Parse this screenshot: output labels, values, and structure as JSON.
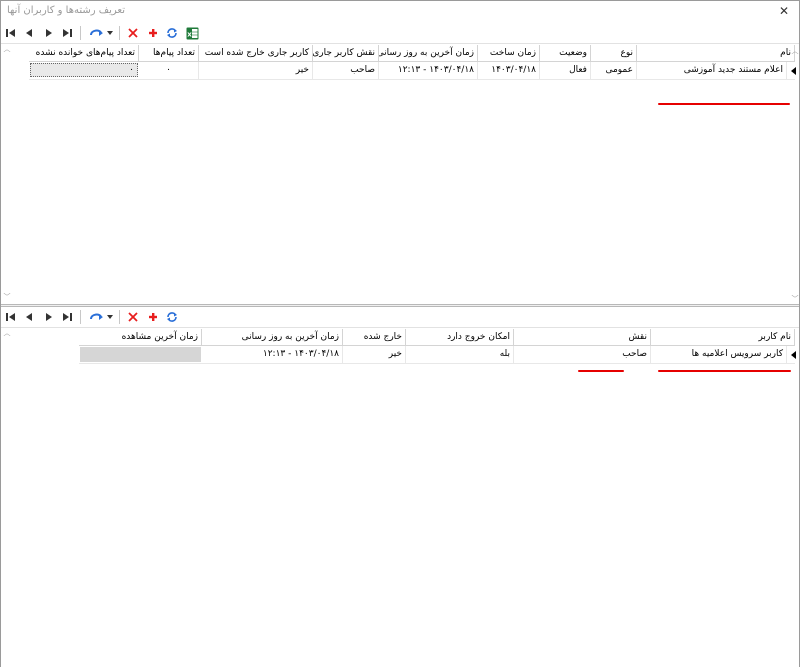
{
  "window": {
    "title": "تعریف رشته‌ها و کاربران آنها",
    "close_glyph": "✕"
  },
  "toolbar_icons": {
    "first": "first-record-icon",
    "prev": "previous-record-icon",
    "next": "next-record-icon",
    "last": "last-record-icon",
    "actions": "actions-dropdown-icon",
    "delete": "delete-icon",
    "add": "add-icon",
    "refresh": "refresh-icon",
    "excel": "excel-export-icon"
  },
  "colors": {
    "delete": "#e81e1e",
    "add": "#e81e1e",
    "refresh": "#2a6fd8",
    "excel": "#1f7a3a",
    "nav": "#333333",
    "underline": "#e60000"
  },
  "threads_grid": {
    "columns": {
      "name": "نام",
      "type": "نوع",
      "status": "وضعیت",
      "created": "زمان ساخت",
      "last_update": "زمان آخرین به روز رسانی",
      "user_role": "نقش کاربر جاری",
      "user_exited": "کاربر جاری خارج شده است",
      "message_count": "تعداد پیام‌ها",
      "unread_count": "تعداد پیام‌های خوانده نشده"
    },
    "rows": [
      {
        "name": "اعلام مستند جدید آموزشی",
        "type": "عمومی",
        "status": "فعال",
        "created": "۱۴۰۳/۰۴/۱۸",
        "last_update": "۱۴۰۳/۰۴/۱۸ - ۱۲:۱۳",
        "user_role": "صاحب",
        "user_exited": "خیر",
        "message_count": "۰",
        "unread_count": "۰"
      }
    ]
  },
  "users_grid": {
    "columns": {
      "user_name": "نام کاربر",
      "role": "نقش",
      "can_exit": "امکان خروج دارد",
      "exited": "خارج شده",
      "last_update": "زمان آخرین به روز رسانی",
      "last_seen": "زمان آخرین مشاهده"
    },
    "rows": [
      {
        "user_name": "کاربر سرویس اعلامیه ها",
        "role": "صاحب",
        "can_exit": "بله",
        "exited": "خیر",
        "last_update": "۱۴۰۳/۰۴/۱۸ - ۱۲:۱۳",
        "last_seen": ""
      }
    ]
  }
}
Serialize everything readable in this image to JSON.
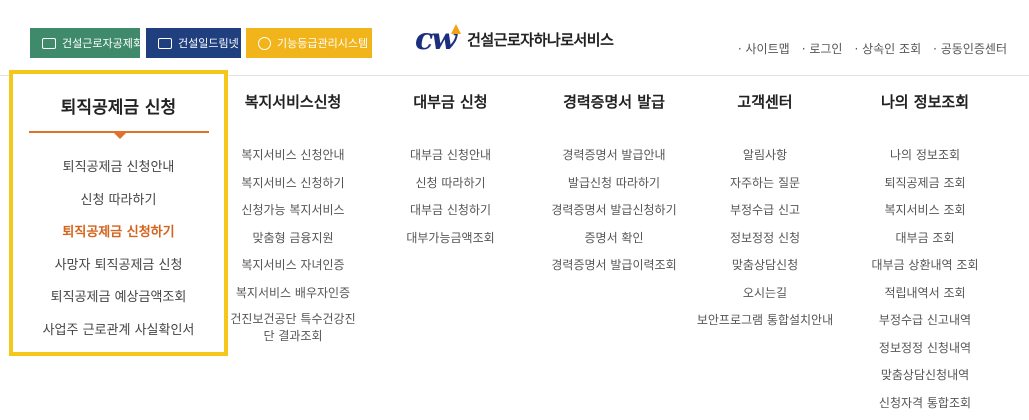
{
  "topbar": {
    "sites": [
      "건설근로자공제회",
      "건설일드림넷",
      "기능등급관리시스템"
    ],
    "colors": {
      "site1": "#3f8a6a",
      "site2": "#1f3f7f",
      "site3": "#f2b41b"
    }
  },
  "logo": {
    "mark": "cw",
    "name": "건설근로자하나로서비스"
  },
  "util_links": [
    "사이트맵",
    "로그인",
    "상속인 조회",
    "공동인증센터"
  ],
  "menu": {
    "retirement": {
      "title": "퇴직공제금 신청",
      "items": [
        "퇴직공제금 신청안내",
        "신청 따라하기",
        "퇴직공제금 신청하기",
        "사망자 퇴직공제금 신청",
        "퇴직공제금 예상금액조회",
        "사업주 근로관계 사실확인서"
      ],
      "active_index": 2
    },
    "welfare": {
      "title": "복지서비스신청",
      "items": [
        "복지서비스 신청안내",
        "복지서비스 신청하기",
        "신청가능 복지서비스",
        "맞춤형 금융지원",
        "복지서비스 자녀인증",
        "복지서비스 배우자인증",
        "건진보건공단 특수건강진단 결과조회"
      ]
    },
    "loan": {
      "title": "대부금 신청",
      "items": [
        "대부금 신청안내",
        "신청 따라하기",
        "대부금 신청하기",
        "대부가능금액조회"
      ]
    },
    "career": {
      "title": "경력증명서 발급",
      "items": [
        "경력증명서 발급안내",
        "발급신청 따라하기",
        "경력증명서 발급신청하기",
        "증명서 확인",
        "경력증명서 발급이력조회"
      ]
    },
    "support": {
      "title": "고객센터",
      "items": [
        "알림사항",
        "자주하는 질문",
        "부정수급 신고",
        "정보정정 신청",
        "맞춤상담신청",
        "오시는길",
        "보안프로그램 통합설치안내"
      ]
    },
    "myinfo": {
      "title": "나의 정보조회",
      "items": [
        "나의 정보조회",
        "퇴직공제금 조회",
        "복지서비스 조회",
        "대부금 조회",
        "대부금 상환내역 조회",
        "적립내역서 조회",
        "부정수급 신고내역",
        "정보정정 신청내역",
        "맞춤상담신청내역",
        "신청자격 통합조회"
      ]
    }
  },
  "accent": {
    "highlight_border": "#f5c71a",
    "active_text": "#d2641e"
  }
}
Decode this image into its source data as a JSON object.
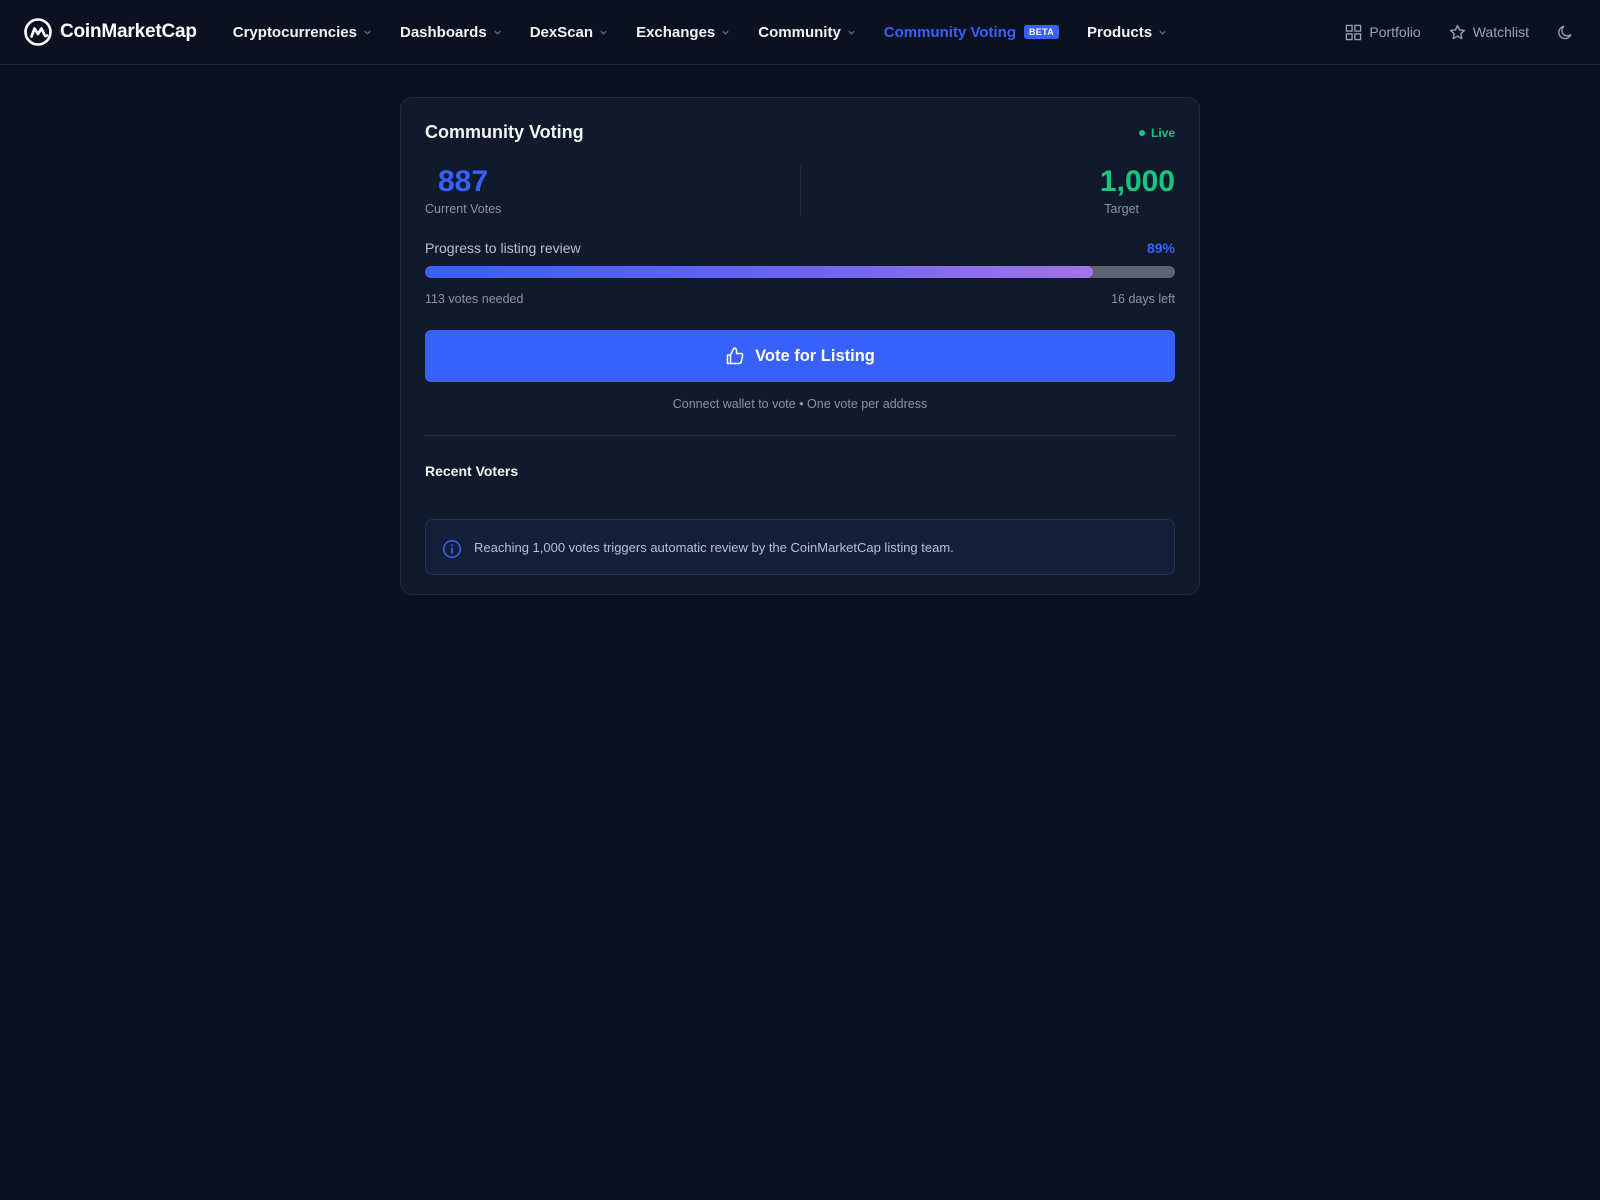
{
  "brand": {
    "name": "CoinMarketCap",
    "accent": "#3861fb",
    "green": "#16c784"
  },
  "nav": {
    "items": [
      {
        "label": "Cryptocurrencies",
        "has_dropdown": true
      },
      {
        "label": "Dashboards",
        "has_dropdown": true
      },
      {
        "label": "DexScan",
        "has_dropdown": true
      },
      {
        "label": "Exchanges",
        "has_dropdown": true
      },
      {
        "label": "Community",
        "has_dropdown": true
      },
      {
        "label": "Community Voting",
        "badge": "BETA",
        "active": true
      },
      {
        "label": "Products",
        "has_dropdown": true
      }
    ],
    "right": {
      "portfolio": {
        "label": "Portfolio",
        "icon": "grid-icon"
      },
      "watchlist": {
        "label": "Watchlist",
        "icon": "star-icon"
      },
      "theme": {
        "icon": "moon-icon"
      }
    }
  },
  "card": {
    "title": "Community Voting",
    "status": "Live",
    "current_votes": {
      "value": "887",
      "label": "Current Votes"
    },
    "target": {
      "value": "1,000",
      "label": "Target"
    },
    "progress": {
      "label": "Progress to listing review",
      "percent_text": "89%",
      "fraction": 0.89,
      "votes_needed": "113 votes needed",
      "time_left": "16 days left"
    },
    "vote_button": {
      "label": "Vote for Listing",
      "icon": "thumbs-up-icon"
    },
    "vote_note": "Connect wallet to vote • One vote per address",
    "recent_voters_title": "Recent Voters",
    "info": {
      "icon": "info-icon",
      "text": "Reaching 1,000 votes triggers automatic review by the CoinMarketCap listing team."
    }
  }
}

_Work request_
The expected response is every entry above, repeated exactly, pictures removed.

_Solution for this problem_
Parse this screenshot: output labels, values, and structure as JSON.
{
  "window": {
    "title": "تعریف رشته‌ها و کاربران آنها",
    "close_glyph": "✕"
  },
  "toolbar_icons": {
    "first": "first-record-icon",
    "prev": "previous-record-icon",
    "next": "next-record-icon",
    "last": "last-record-icon",
    "actions": "actions-dropdown-icon",
    "delete": "delete-icon",
    "add": "add-icon",
    "refresh": "refresh-icon",
    "excel": "excel-export-icon"
  },
  "colors": {
    "delete": "#e81e1e",
    "add": "#e81e1e",
    "refresh": "#2a6fd8",
    "excel": "#1f7a3a",
    "nav": "#333333",
    "underline": "#e60000"
  },
  "threads_grid": {
    "columns": {
      "name": "نام",
      "type": "نوع",
      "status": "وضعیت",
      "created": "زمان ساخت",
      "last_update": "زمان آخرین به روز رسانی",
      "user_role": "نقش کاربر جاری",
      "user_exited": "کاربر جاری خارج شده است",
      "message_count": "تعداد پیام‌ها",
      "unread_count": "تعداد پیام‌های خوانده نشده"
    },
    "rows": [
      {
        "name": "اعلام مستند جدید آموزشی",
        "type": "عمومی",
        "status": "فعال",
        "created": "۱۴۰۳/۰۴/۱۸",
        "last_update": "۱۴۰۳/۰۴/۱۸ - ۱۲:۱۳",
        "user_role": "صاحب",
        "user_exited": "خیر",
        "message_count": "۰",
        "unread_count": "۰"
      }
    ]
  },
  "users_grid": {
    "columns": {
      "user_name": "نام کاربر",
      "role": "نقش",
      "can_exit": "امکان خروج دارد",
      "exited": "خارج شده",
      "last_update": "زمان آخرین به روز رسانی",
      "last_seen": "زمان آخرین مشاهده"
    },
    "rows": [
      {
        "user_name": "کاربر سرویس اعلامیه ها",
        "role": "صاحب",
        "can_exit": "بله",
        "exited": "خیر",
        "last_update": "۱۴۰۳/۰۴/۱۸ - ۱۲:۱۳",
        "last_seen": ""
      }
    ]
  }
}
Serialize everything readable in this image to JSON.
{
  "topbar": {
    "sites": [
      "건설근로자공제회",
      "건설일드림넷",
      "기능등급관리시스템"
    ],
    "colors": {
      "site1": "#3f8a6a",
      "site2": "#1f3f7f",
      "site3": "#f2b41b"
    }
  },
  "logo": {
    "mark": "cw",
    "name": "건설근로자하나로서비스"
  },
  "util_links": [
    "사이트맵",
    "로그인",
    "상속인 조회",
    "공동인증센터"
  ],
  "menu": {
    "retirement": {
      "title": "퇴직공제금 신청",
      "items": [
        "퇴직공제금 신청안내",
        "신청 따라하기",
        "퇴직공제금 신청하기",
        "사망자 퇴직공제금 신청",
        "퇴직공제금 예상금액조회",
        "사업주 근로관계 사실확인서"
      ],
      "active_index": 2
    },
    "welfare": {
      "title": "복지서비스신청",
      "items": [
        "복지서비스 신청안내",
        "복지서비스 신청하기",
        "신청가능 복지서비스",
        "맞춤형 금융지원",
        "복지서비스 자녀인증",
        "복지서비스 배우자인증",
        "건진보건공단 특수건강진단 결과조회"
      ]
    },
    "loan": {
      "title": "대부금 신청",
      "items": [
        "대부금 신청안내",
        "신청 따라하기",
        "대부금 신청하기",
        "대부가능금액조회"
      ]
    },
    "career": {
      "title": "경력증명서 발급",
      "items": [
        "경력증명서 발급안내",
        "발급신청 따라하기",
        "경력증명서 발급신청하기",
        "증명서 확인",
        "경력증명서 발급이력조회"
      ]
    },
    "support": {
      "title": "고객센터",
      "items": [
        "알림사항",
        "자주하는 질문",
        "부정수급 신고",
        "정보정정 신청",
        "맞춤상담신청",
        "오시는길",
        "보안프로그램 통합설치안내"
      ]
    },
    "myinfo": {
      "title": "나의 정보조회",
      "items": [
        "나의 정보조회",
        "퇴직공제금 조회",
        "복지서비스 조회",
        "대부금 조회",
        "대부금 상환내역 조회",
        "적립내역서 조회",
        "부정수급 신고내역",
        "정보정정 신청내역",
        "맞춤상담신청내역",
        "신청자격 통합조회"
      ]
    }
  },
  "accent": {
    "highlight_border": "#f5c71a",
    "active_text": "#d2641e"
  }
}
Decode this image into its source data as a JSON object.
{
  "brand": {
    "name": "CoinMarketCap",
    "accent": "#3861fb",
    "green": "#16c784"
  },
  "nav": {
    "items": [
      {
        "label": "Cryptocurrencies",
        "has_dropdown": true
      },
      {
        "label": "Dashboards",
        "has_dropdown": true
      },
      {
        "label": "DexScan",
        "has_dropdown": true
      },
      {
        "label": "Exchanges",
        "has_dropdown": true
      },
      {
        "label": "Community",
        "has_dropdown": true
      },
      {
        "label": "Community Voting",
        "badge": "BETA",
        "active": true
      },
      {
        "label": "Products",
        "has_dropdown": true
      }
    ],
    "right": {
      "portfolio": {
        "label": "Portfolio",
        "icon": "grid-icon"
      },
      "watchlist": {
        "label": "Watchlist",
        "icon": "star-icon"
      },
      "theme": {
        "icon": "moon-icon"
      }
    }
  },
  "card": {
    "title": "Community Voting",
    "status": "Live",
    "current_votes": {
      "value": "887",
      "label": "Current Votes"
    },
    "target": {
      "value": "1,000",
      "label": "Target"
    },
    "progress": {
      "label": "Progress to listing review",
      "percent_text": "89%",
      "fraction": 0.89,
      "votes_needed": "113 votes needed",
      "time_left": "16 days left"
    },
    "vote_button": {
      "label": "Vote for Listing",
      "icon": "thumbs-up-icon"
    },
    "vote_note": "Connect wallet to vote • One vote per address",
    "recent_voters_title": "Recent Voters",
    "info": {
      "icon": "info-icon",
      "text": "Reaching 1,000 votes triggers automatic review by the CoinMarketCap listing team."
    }
  }
}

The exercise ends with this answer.